He added, "Within this video, the dancer represents a scorched Mother Earth, from horror to humanity, ever in tune with the heart and flow of the song (and world), and ultimately aware of the inevitable and ever growing destructive cycle we are in."

Exul was finally mixed and mastered in July 2022; the band began recording in March 2020, but due to American producer Mark Lewis, Benjamin Baret and Garattoni being stranded overseas indefinitely after Australia closed the international border, the process almost completely broke the band.

“Overall, there’s a darker core to this album, perhaps more ominous than previous releases,” Xenoyr said. “However abstract the lyrics are, they involve some form of unwanted departure — all journeys into torment, passion, longing and even despair. 

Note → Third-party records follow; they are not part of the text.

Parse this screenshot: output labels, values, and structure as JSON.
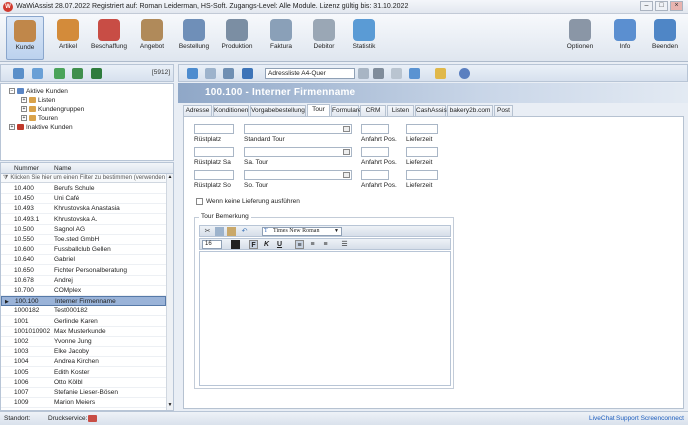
{
  "window": {
    "logo": "W",
    "title": "WaWiAssist 28.07.2022   Registriert auf: Roman Leiderman, HS-Soft.   Zugangs-Level: Alle Module.   Lizenz gültig bis: 31.10.2022"
  },
  "ribbon": {
    "left": [
      {
        "label": "Kunde",
        "icon": "customer-icon",
        "color": "#c0874a"
      },
      {
        "label": "Artikel",
        "icon": "article-icon",
        "color": "#d38b3a"
      },
      {
        "label": "Beschaffung",
        "icon": "procurement-icon",
        "color": "#c84d45"
      },
      {
        "label": "Angebot",
        "icon": "offer-icon",
        "color": "#b08a5a"
      },
      {
        "label": "Bestellung",
        "icon": "order-icon",
        "color": "#6f8fb8"
      },
      {
        "label": "Produktion",
        "icon": "production-icon",
        "color": "#7b8ea3"
      },
      {
        "label": "Faktura",
        "icon": "invoice-icon",
        "color": "#8aa0b8"
      },
      {
        "label": "Debitor",
        "icon": "debtor-icon",
        "color": "#9aa7b5"
      },
      {
        "label": "Statistik",
        "icon": "statistics-icon",
        "color": "#5a9bd5"
      }
    ],
    "right": [
      {
        "label": "Optionen",
        "icon": "options-icon",
        "color": "#8a96a6"
      },
      {
        "label": "Info",
        "icon": "info-icon",
        "color": "#5b8fd0"
      },
      {
        "label": "Beenden",
        "icon": "exit-icon",
        "color": "#4f86c6"
      }
    ]
  },
  "left_panel": {
    "count": "[5912]",
    "tree": [
      {
        "label": "Aktive Kunden",
        "level": 0,
        "expander": "−"
      },
      {
        "label": "Listen",
        "level": 1,
        "expander": "+"
      },
      {
        "label": "Kundengruppen",
        "level": 1,
        "expander": "+"
      },
      {
        "label": "Touren",
        "level": 1,
        "expander": "+"
      },
      {
        "label": "Inaktive Kunden",
        "level": 0,
        "expander": "+"
      }
    ],
    "grid": {
      "headers": {
        "nummer": "Nummer",
        "name": "Name"
      },
      "filter_placeholder": "Klicken Sie hier um einen Filter zu bestimmen (verwenden",
      "rows": [
        {
          "nummer": "10.400",
          "name": "Berufs Schule"
        },
        {
          "nummer": "10.450",
          "name": "Uni Café"
        },
        {
          "nummer": "10.493",
          "name": "Khrustovska Anastasia"
        },
        {
          "nummer": "10.493.1",
          "name": "Khrustovska A."
        },
        {
          "nummer": "10.500",
          "name": "Sagnol AG"
        },
        {
          "nummer": "10.550",
          "name": "Toe.sted GmbH"
        },
        {
          "nummer": "10.600",
          "name": "Fussballclub Gellen"
        },
        {
          "nummer": "10.640",
          "name": "Gabriel"
        },
        {
          "nummer": "10.650",
          "name": "Fichter Personalberatung"
        },
        {
          "nummer": "10.678",
          "name": "Andrej"
        },
        {
          "nummer": "10.700",
          "name": "COMplex"
        },
        {
          "nummer": "100.100",
          "name": "Interner Firmenname",
          "selected": true
        },
        {
          "nummer": "1000182",
          "name": "Test000182"
        },
        {
          "nummer": "1001",
          "name": "Gerlinde Karen"
        },
        {
          "nummer": "1001010902",
          "name": "Max Musterkunde"
        },
        {
          "nummer": "1002",
          "name": "Yvonne Jung"
        },
        {
          "nummer": "1003",
          "name": "Elke Jacoby"
        },
        {
          "nummer": "1004",
          "name": "Andrea Kirchen"
        },
        {
          "nummer": "1005",
          "name": "Edith Koster"
        },
        {
          "nummer": "1006",
          "name": "Otto Kölbl"
        },
        {
          "nummer": "1007",
          "name": "Stefanie Lieser-Bösen"
        },
        {
          "nummer": "1009",
          "name": "Marion Meiers"
        }
      ]
    }
  },
  "main": {
    "report": "Adressliste A4-Quer",
    "header_title": "100.100 - Interner Firmenname",
    "tabs": [
      "Adresse",
      "Konditionen",
      "Vorgabebestellung",
      "Tour",
      "Formulare",
      "CRM",
      "Listen",
      "CashAssist",
      "bakery2b.com",
      "Post"
    ],
    "active_tab": "Tour",
    "tour": {
      "rows": [
        {
          "platz": "Rüstplatz",
          "tour": "Standard Tour",
          "pos": "Anfahrt Pos.",
          "zeit": "Lieferzeit"
        },
        {
          "platz": "Rüstplatz Sa",
          "tour": "Sa. Tour",
          "pos": "Anfahrt Pos.",
          "zeit": "Lieferzeit"
        },
        {
          "platz": "Rüstplatz So",
          "tour": "So. Tour",
          "pos": "Anfahrt Pos.",
          "zeit": "Lieferzeit"
        }
      ],
      "no_delivery_label": "Wenn keine Lieferung ausführen",
      "remark_legend": "Tour Bemerkung",
      "editor": {
        "font": "Times New Roman",
        "size": "16",
        "bold": "F",
        "italic": "K",
        "underline": "U"
      }
    }
  },
  "status": {
    "standort_label": "Standort:",
    "druckservice_label": "Druckservice:",
    "livechat": "LiveChat",
    "support": "Support Screenconnect",
    "link_color": "#1f5fbf"
  }
}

"They touch on the process of physical and psychological destruction that comes from that sense or reality of being exiled, whether forced from one’s land, ostracised from a community, shunned by a religion, or even simply being treated differently for being who they are.”

Pre-order Exul here and watch the Equus music video below.